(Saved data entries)

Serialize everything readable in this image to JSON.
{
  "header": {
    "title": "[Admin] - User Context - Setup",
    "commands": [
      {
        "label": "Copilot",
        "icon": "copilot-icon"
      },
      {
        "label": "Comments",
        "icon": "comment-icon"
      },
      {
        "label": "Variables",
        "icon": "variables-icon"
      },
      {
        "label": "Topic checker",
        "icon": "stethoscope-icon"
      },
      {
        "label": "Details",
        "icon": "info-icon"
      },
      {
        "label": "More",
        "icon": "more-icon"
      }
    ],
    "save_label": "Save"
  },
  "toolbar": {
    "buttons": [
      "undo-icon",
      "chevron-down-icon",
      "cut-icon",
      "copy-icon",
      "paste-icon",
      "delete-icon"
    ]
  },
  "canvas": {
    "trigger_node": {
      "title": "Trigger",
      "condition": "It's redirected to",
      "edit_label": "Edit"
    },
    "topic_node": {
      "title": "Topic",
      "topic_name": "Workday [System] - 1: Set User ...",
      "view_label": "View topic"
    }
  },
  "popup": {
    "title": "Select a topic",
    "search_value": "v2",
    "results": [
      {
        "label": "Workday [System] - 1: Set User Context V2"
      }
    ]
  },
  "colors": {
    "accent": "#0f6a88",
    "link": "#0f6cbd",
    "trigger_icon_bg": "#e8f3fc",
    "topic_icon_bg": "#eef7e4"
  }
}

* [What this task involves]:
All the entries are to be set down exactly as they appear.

* [Answer space]:
Serialize everything readable in this image to JSON.
{
  "header": {
    "title": "[Admin] - User Context - Setup",
    "commands": [
      {
        "label": "Copilot",
        "icon": "copilot-icon"
      },
      {
        "label": "Comments",
        "icon": "comment-icon"
      },
      {
        "label": "Variables",
        "icon": "variables-icon"
      },
      {
        "label": "Topic checker",
        "icon": "stethoscope-icon"
      },
      {
        "label": "Details",
        "icon": "info-icon"
      },
      {
        "label": "More",
        "icon": "more-icon"
      }
    ],
    "save_label": "Save"
  },
  "toolbar": {
    "buttons": [
      "undo-icon",
      "chevron-down-icon",
      "cut-icon",
      "copy-icon",
      "paste-icon",
      "delete-icon"
    ]
  },
  "canvas": {
    "trigger_node": {
      "title": "Trigger",
      "condition": "It's redirected to",
      "edit_label": "Edit"
    },
    "topic_node": {
      "title": "Topic",
      "topic_name": "Workday [System] - 1: Set User ...",
      "view_label": "View topic"
    }
  },
  "popup": {
    "title": "Select a topic",
    "search_value": "v2",
    "results": [
      {
        "label": "Workday [System] - 1: Set User Context V2"
      }
    ]
  },
  "colors": {
    "accent": "#0f6a88",
    "link": "#0f6cbd",
    "trigger_icon_bg": "#e8f3fc",
    "topic_icon_bg": "#eef7e4"
  }
}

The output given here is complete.